> [Your task]:
Go line by line through the entries below and copy those containing the string "progress".

> [Information shown]:
== == ==
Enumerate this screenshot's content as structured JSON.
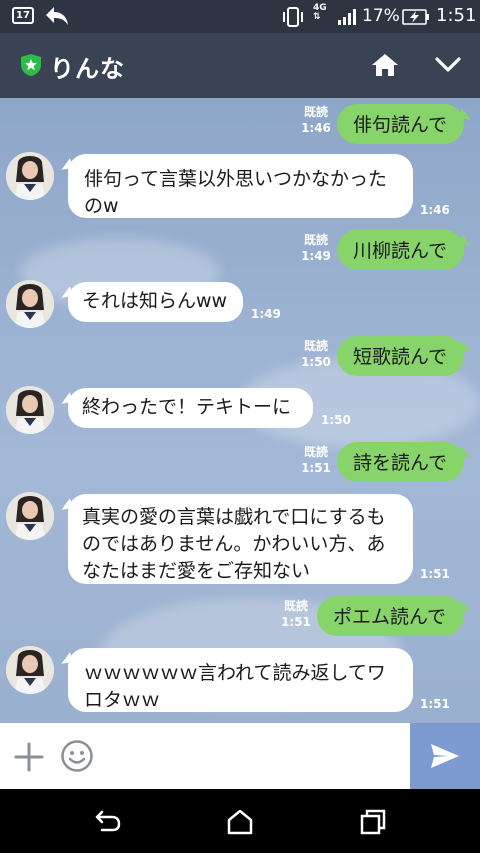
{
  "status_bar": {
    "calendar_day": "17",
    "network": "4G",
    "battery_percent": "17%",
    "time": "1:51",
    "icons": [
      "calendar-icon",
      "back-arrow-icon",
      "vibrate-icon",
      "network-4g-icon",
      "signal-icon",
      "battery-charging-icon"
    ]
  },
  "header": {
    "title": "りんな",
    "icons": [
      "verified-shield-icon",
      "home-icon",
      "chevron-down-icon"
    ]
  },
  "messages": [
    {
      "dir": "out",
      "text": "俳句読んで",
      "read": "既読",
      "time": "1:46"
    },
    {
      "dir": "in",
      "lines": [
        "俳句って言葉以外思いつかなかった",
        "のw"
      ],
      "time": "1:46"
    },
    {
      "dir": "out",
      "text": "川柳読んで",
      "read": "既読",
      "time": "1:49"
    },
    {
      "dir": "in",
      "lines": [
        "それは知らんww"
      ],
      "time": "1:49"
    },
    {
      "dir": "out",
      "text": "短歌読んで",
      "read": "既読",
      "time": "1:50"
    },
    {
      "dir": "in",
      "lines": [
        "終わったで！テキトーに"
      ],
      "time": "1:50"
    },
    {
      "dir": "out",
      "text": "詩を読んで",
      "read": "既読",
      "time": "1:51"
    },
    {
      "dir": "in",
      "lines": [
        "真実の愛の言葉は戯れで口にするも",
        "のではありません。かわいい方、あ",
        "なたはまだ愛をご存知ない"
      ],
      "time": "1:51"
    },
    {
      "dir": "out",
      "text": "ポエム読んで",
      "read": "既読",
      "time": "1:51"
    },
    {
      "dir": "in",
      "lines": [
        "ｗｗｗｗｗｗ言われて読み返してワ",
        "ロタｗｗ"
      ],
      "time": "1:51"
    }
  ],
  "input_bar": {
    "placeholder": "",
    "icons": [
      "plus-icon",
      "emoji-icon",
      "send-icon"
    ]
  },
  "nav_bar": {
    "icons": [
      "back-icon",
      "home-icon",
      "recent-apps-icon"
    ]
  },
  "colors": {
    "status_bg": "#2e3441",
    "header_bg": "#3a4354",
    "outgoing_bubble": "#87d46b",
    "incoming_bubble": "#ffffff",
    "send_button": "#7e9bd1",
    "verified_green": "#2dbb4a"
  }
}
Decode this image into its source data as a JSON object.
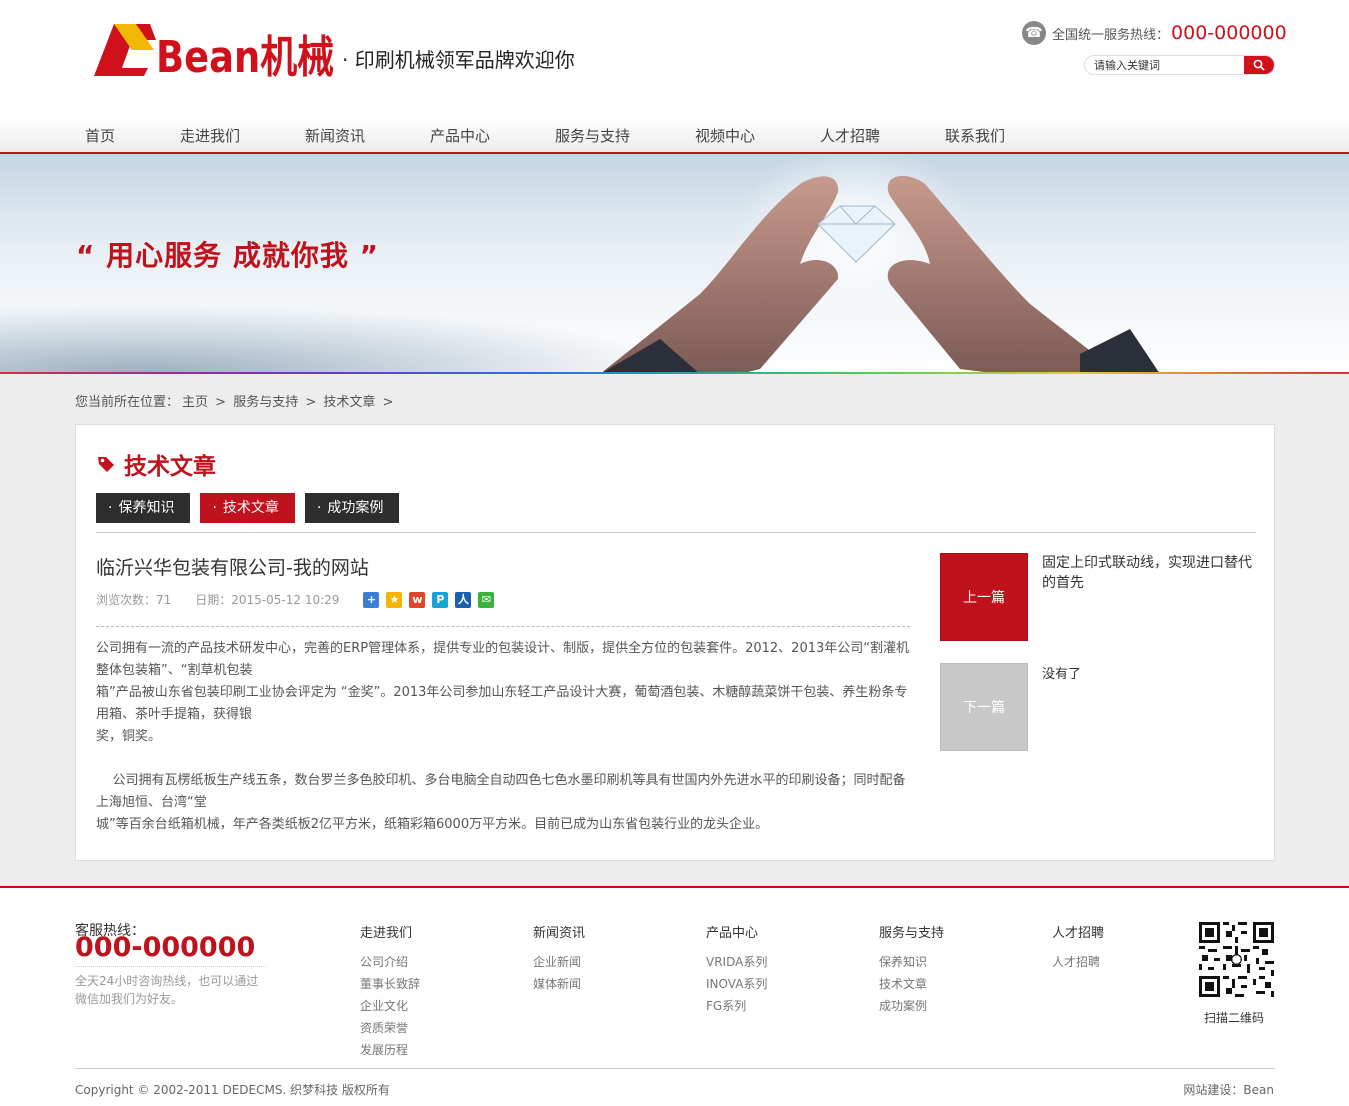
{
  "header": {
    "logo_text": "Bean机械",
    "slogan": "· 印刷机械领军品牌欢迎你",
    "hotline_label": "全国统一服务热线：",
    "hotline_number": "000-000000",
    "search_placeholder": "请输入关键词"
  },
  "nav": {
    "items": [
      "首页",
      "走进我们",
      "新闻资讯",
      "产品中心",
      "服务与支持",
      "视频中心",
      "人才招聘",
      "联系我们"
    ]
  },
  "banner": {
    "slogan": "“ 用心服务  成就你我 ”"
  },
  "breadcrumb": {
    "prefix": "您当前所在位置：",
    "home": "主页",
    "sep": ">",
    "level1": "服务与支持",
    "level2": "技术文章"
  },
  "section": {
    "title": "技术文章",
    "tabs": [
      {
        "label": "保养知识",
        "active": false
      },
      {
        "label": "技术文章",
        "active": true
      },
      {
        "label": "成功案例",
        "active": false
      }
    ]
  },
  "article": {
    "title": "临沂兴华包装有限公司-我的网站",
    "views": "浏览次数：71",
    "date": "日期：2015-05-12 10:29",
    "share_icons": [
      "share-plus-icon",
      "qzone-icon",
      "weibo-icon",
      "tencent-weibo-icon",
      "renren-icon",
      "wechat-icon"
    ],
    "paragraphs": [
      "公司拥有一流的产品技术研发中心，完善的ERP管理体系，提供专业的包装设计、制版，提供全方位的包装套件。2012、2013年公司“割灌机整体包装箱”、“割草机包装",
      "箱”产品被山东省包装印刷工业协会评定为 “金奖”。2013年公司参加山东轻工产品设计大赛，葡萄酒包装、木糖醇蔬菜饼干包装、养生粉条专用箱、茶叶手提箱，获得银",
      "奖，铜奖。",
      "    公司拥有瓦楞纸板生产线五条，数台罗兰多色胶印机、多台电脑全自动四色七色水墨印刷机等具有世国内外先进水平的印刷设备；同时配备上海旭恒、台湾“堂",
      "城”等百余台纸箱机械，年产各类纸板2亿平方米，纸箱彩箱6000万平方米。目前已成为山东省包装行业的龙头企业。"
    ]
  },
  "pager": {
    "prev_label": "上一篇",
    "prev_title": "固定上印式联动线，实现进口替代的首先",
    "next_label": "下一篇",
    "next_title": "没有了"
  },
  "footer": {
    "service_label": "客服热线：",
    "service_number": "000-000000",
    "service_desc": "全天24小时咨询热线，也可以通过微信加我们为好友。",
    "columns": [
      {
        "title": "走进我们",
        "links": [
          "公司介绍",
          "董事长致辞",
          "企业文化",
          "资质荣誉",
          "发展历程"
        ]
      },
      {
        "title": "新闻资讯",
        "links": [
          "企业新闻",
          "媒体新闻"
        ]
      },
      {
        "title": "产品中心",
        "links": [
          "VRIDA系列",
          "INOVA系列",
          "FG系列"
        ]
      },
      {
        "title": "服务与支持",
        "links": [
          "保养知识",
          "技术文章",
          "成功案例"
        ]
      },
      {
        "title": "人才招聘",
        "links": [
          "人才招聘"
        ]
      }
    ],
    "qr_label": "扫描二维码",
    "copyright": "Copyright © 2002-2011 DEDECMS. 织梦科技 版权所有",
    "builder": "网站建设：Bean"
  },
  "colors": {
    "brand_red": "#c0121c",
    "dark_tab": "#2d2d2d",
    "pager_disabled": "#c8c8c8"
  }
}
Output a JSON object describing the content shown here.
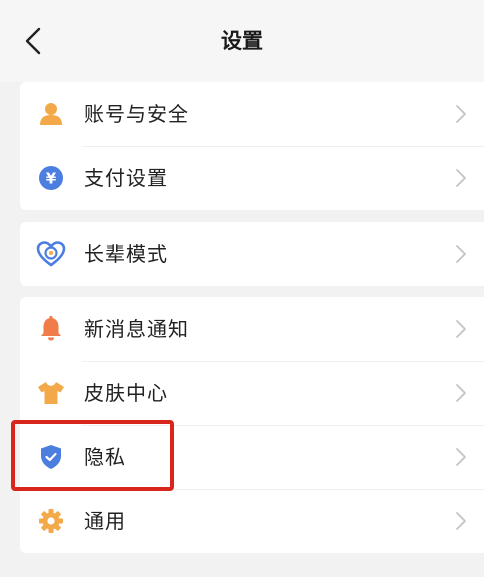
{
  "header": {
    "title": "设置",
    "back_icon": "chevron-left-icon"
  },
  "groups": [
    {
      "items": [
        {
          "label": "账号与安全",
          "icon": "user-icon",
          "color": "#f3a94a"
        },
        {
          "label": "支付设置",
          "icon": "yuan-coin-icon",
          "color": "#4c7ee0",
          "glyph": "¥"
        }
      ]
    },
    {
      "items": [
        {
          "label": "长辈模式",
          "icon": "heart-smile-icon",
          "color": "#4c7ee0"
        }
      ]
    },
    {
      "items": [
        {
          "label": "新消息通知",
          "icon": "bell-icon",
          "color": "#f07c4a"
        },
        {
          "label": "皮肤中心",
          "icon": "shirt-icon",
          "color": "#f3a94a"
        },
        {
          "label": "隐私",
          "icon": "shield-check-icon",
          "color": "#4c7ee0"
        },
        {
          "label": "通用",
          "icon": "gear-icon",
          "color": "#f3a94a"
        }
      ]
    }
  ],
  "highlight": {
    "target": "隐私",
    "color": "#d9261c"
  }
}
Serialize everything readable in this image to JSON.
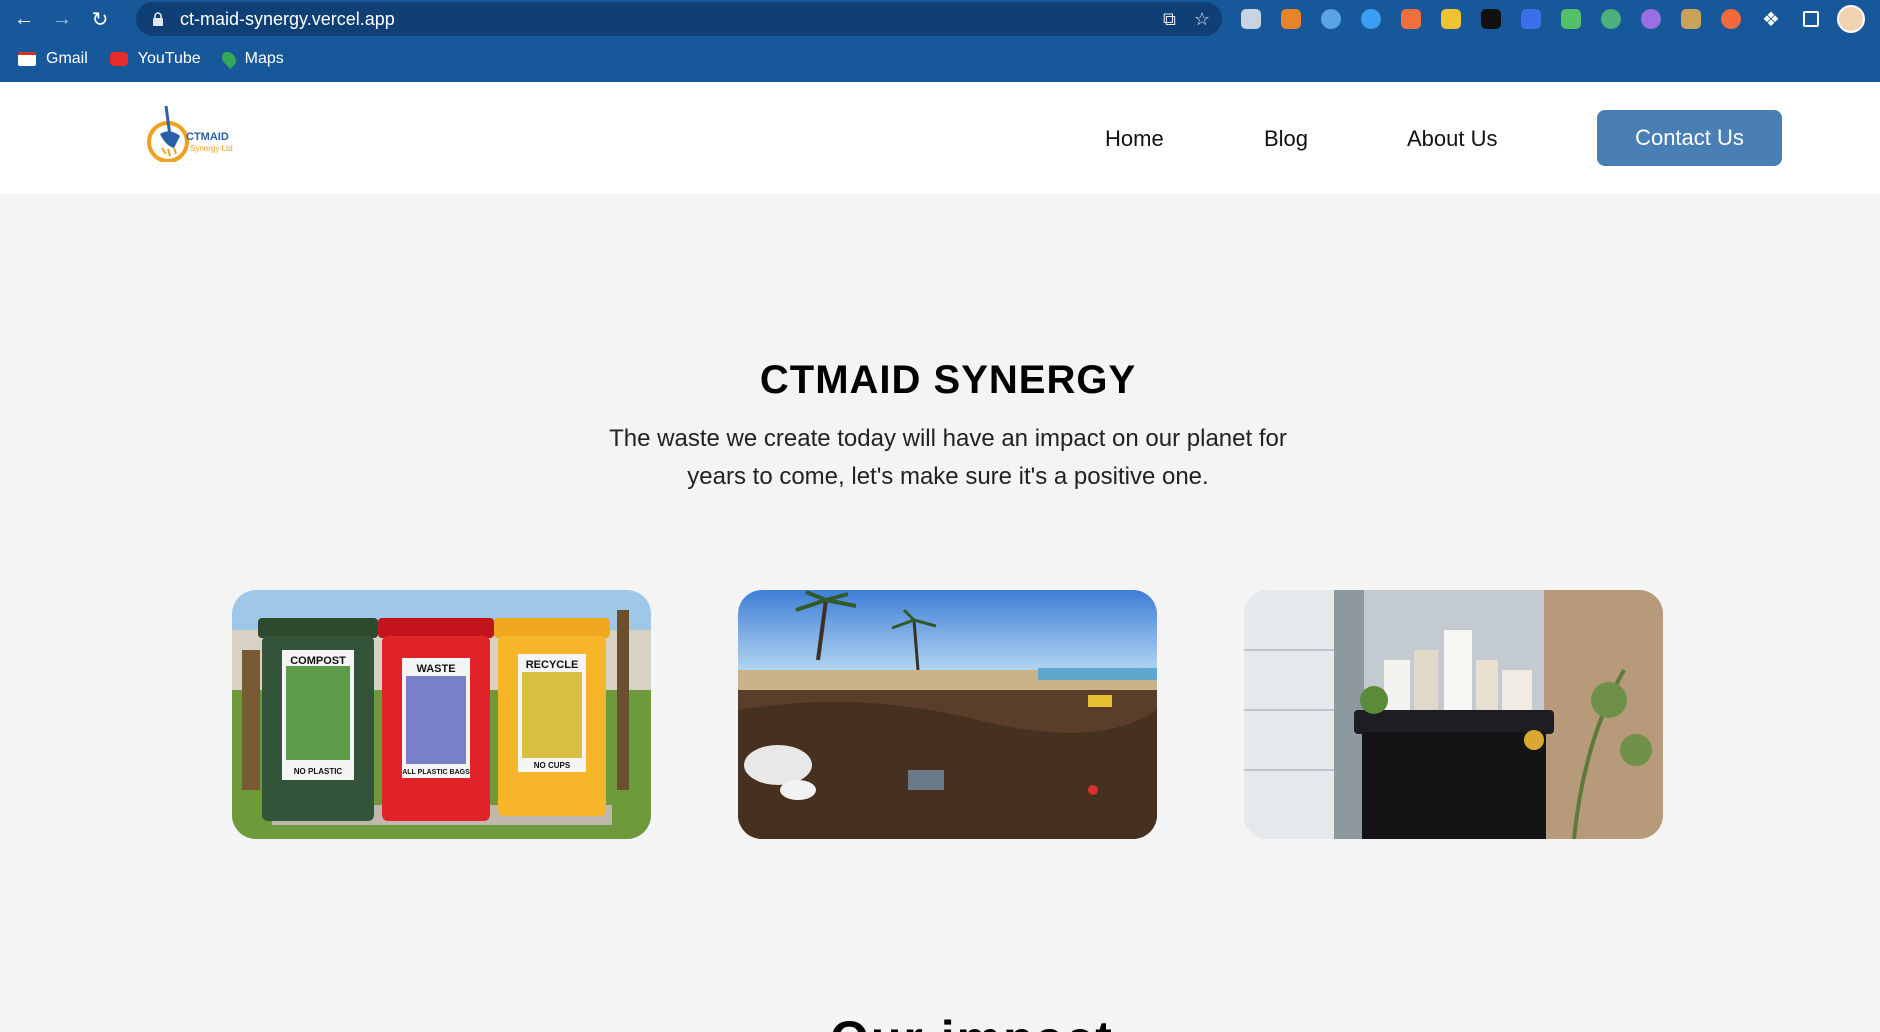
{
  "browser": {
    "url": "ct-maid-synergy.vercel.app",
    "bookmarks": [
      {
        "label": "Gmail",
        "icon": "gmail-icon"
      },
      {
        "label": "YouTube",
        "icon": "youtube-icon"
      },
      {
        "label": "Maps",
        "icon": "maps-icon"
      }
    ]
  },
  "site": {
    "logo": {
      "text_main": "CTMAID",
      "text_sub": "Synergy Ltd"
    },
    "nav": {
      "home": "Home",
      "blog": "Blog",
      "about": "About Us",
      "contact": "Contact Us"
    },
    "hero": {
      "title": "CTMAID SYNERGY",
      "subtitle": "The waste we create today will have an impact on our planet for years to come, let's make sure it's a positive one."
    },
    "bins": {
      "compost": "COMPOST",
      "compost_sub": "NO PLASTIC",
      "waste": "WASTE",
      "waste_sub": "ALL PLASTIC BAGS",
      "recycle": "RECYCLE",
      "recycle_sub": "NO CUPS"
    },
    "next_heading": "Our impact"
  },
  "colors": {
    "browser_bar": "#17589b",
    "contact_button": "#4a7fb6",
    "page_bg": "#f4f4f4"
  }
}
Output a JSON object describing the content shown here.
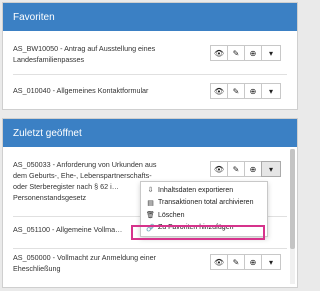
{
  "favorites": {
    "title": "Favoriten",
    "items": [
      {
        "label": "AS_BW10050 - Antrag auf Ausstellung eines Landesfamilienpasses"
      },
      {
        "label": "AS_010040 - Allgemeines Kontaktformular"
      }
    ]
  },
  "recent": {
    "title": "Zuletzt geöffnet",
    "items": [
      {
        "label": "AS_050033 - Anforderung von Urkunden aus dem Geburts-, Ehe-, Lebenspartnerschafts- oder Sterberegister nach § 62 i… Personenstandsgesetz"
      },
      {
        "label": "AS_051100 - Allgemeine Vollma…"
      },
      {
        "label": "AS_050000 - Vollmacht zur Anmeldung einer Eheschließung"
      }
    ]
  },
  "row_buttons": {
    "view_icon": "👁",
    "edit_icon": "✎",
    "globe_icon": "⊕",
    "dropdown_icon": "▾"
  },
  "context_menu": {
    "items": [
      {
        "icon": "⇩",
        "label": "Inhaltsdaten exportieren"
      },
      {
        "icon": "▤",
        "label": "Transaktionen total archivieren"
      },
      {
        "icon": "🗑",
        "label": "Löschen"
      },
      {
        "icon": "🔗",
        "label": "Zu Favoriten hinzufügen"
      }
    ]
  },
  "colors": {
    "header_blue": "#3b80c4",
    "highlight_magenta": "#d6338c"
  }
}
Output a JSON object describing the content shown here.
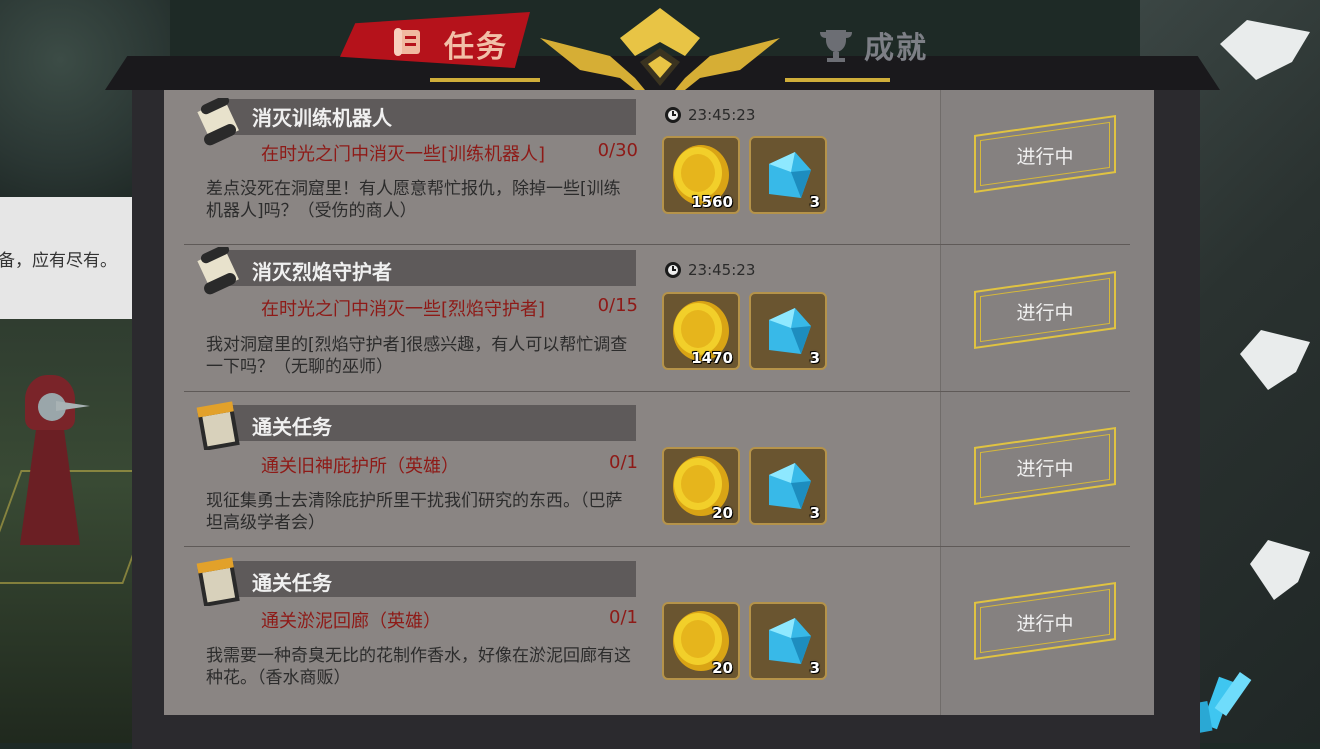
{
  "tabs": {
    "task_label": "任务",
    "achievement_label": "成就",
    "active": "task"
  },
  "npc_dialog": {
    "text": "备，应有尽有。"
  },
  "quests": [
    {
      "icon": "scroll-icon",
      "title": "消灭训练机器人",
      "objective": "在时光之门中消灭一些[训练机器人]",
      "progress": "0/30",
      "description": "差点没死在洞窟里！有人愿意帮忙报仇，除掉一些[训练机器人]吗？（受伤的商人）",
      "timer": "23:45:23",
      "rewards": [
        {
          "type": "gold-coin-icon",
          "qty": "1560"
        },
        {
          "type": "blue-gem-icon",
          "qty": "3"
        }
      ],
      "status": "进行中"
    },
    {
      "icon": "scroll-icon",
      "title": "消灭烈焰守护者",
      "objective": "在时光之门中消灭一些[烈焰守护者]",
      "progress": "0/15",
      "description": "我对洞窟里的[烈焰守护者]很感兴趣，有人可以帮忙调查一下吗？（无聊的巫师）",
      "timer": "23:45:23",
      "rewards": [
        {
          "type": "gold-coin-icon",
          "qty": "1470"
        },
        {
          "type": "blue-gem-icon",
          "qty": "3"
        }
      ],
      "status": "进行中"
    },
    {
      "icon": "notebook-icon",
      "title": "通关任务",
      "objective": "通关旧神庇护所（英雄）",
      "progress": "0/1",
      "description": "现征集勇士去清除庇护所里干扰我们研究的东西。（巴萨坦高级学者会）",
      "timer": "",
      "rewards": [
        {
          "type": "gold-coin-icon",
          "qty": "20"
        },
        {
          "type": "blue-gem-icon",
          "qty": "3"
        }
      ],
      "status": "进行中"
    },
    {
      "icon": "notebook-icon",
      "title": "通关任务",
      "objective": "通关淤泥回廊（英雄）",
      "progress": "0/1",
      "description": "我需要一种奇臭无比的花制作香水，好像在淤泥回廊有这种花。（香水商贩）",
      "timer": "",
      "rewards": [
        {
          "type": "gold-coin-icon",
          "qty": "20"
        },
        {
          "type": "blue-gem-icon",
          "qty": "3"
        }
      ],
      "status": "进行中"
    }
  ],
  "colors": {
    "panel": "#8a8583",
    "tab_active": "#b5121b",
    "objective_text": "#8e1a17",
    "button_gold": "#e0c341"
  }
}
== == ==
> [Answer to this task]:
      "progress": "0/30",
      "progress": "0/15",
      "progress": "0/1",
      "progress": "0/1",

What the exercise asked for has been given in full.